Virtually everyone interested in cryptocurrencies must have heard of such a thing as ICO. The acronym stands for Initial Coin Offering — a method to raise money implying that first investors buy cryptocurrency from the creators, and then the currency gets listed and placed on an exchange. However, this system demonstrated its shortcomings with the course of time: lots of frauds at the back of ICOs resulted in tons of dead-born coins stayed on accounts with no future of being sold or returned.
IEO vs ICO
IEO, or Initial Exchange Offering, is different as in this case it is cryptocurrency exchange that plays the lead. The exchange administration picks projects that would be customer-attractive and filters out suspicious coins. Usually, exchanges have somewhat of customer bases, so IEO candidates have to do less to find investors. Carrying out the IEO, the exchange gets the opportunity to issue unique coins and tokens that competing platforms would never have.

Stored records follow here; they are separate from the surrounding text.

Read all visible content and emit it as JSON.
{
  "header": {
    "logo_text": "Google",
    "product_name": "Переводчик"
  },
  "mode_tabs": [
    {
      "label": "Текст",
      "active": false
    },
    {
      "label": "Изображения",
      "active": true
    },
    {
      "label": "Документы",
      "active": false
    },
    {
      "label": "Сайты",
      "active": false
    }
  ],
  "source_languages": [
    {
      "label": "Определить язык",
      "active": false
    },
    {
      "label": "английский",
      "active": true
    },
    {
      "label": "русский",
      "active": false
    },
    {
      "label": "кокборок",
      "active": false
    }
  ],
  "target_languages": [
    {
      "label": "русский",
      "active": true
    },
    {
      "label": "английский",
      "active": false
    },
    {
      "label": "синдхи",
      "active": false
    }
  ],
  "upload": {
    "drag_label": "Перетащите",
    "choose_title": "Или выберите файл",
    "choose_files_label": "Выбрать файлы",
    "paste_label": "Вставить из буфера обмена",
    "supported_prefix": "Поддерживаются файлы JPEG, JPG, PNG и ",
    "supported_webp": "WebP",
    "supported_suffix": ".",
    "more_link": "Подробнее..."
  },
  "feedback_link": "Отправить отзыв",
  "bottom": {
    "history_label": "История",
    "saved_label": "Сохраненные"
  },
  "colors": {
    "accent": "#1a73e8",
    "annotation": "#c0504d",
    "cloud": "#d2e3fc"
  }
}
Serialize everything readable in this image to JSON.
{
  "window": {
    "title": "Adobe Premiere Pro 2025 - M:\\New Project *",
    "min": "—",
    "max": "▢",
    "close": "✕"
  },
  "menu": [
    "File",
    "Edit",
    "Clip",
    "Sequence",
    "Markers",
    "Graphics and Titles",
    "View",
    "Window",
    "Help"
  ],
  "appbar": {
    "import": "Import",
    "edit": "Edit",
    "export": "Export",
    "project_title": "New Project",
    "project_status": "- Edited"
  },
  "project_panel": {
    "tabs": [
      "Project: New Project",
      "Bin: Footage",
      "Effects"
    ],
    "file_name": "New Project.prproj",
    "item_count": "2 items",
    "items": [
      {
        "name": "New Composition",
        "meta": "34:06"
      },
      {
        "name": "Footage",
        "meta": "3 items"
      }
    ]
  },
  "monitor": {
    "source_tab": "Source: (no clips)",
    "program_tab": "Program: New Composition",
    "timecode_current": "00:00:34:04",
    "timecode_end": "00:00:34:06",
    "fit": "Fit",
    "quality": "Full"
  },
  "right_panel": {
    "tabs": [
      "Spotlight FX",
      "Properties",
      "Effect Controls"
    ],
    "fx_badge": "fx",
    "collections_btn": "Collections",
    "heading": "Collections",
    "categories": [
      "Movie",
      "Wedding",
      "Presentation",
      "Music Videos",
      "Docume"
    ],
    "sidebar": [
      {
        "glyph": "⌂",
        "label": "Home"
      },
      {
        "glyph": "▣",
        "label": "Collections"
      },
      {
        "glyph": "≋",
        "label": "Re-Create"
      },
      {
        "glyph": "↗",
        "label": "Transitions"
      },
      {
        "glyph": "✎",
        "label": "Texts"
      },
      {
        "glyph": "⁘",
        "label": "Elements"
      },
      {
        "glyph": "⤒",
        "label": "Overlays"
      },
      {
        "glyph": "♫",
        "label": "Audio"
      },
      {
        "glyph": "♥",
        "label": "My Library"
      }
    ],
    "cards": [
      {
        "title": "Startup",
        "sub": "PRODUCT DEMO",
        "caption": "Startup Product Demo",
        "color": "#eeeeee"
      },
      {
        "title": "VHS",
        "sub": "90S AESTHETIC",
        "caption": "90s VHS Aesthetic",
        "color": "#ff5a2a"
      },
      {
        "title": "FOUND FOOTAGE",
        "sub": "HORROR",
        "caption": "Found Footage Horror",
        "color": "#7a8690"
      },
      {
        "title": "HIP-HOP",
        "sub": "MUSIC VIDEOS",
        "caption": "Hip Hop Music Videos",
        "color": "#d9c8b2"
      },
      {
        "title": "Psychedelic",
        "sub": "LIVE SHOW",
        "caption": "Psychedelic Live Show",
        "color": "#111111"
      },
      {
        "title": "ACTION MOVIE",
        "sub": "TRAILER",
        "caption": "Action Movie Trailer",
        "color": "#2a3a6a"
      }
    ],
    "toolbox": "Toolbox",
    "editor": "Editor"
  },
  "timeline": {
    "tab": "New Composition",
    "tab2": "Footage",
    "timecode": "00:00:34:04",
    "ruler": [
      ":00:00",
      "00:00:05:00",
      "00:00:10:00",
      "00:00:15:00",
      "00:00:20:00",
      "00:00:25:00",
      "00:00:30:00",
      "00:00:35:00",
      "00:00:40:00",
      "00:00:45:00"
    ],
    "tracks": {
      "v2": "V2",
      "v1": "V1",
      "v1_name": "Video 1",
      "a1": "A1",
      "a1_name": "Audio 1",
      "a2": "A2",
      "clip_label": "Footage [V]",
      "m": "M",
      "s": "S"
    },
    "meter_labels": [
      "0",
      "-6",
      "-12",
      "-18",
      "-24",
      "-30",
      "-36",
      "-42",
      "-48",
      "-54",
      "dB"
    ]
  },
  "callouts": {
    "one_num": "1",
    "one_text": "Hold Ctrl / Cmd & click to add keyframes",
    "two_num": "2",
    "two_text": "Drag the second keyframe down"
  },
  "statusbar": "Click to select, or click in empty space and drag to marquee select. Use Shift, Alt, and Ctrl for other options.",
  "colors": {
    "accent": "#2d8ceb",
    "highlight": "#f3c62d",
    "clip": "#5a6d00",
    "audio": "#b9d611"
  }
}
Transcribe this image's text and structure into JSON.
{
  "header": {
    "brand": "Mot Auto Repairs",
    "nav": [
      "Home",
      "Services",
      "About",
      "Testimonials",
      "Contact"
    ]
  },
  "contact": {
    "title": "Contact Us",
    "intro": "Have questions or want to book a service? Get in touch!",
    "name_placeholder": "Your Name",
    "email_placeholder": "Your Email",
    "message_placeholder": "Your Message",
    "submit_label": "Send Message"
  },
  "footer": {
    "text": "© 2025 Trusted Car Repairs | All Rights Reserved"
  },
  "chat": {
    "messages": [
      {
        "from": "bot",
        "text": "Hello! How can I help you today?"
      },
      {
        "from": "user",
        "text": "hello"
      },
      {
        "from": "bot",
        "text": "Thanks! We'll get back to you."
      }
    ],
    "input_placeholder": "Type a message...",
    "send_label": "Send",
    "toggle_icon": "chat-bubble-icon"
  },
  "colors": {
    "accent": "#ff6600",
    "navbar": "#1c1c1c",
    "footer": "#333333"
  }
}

Besides, centralized exchanges collect user data: under the framework of the KYC (know your customer) initiative, a user provides some details to the exchange — e.g. ID scans. In case of any problem with the IEO, it can be proven that it had been a certain user who purchased the new cryptocurrency rather that it had been just a transfer to the coin creator’s wallet. Thanks to this identity protection, users can safely buy new exchange-trusted altcoins for their precious bitcoins.
Any thing has a flip side, and this method is no exception. Firstly, exchange officers concerned with selecting projects need to be eminently competent and able to forecast risks. Secondly, ordinary people making moderate investments usually prefer to not disclose their personal data, and this is what high rollers can make advantage of. Thirdly, participating in the IEO leads to high costs suffered by coin/token developers.
Despite all the drawbacks, both initial offering forms are likely to remain, with IEO as a more protected option with more strict requirements concerning customers and companies, and ICO as a riskier but easier way to stock up with some crypto.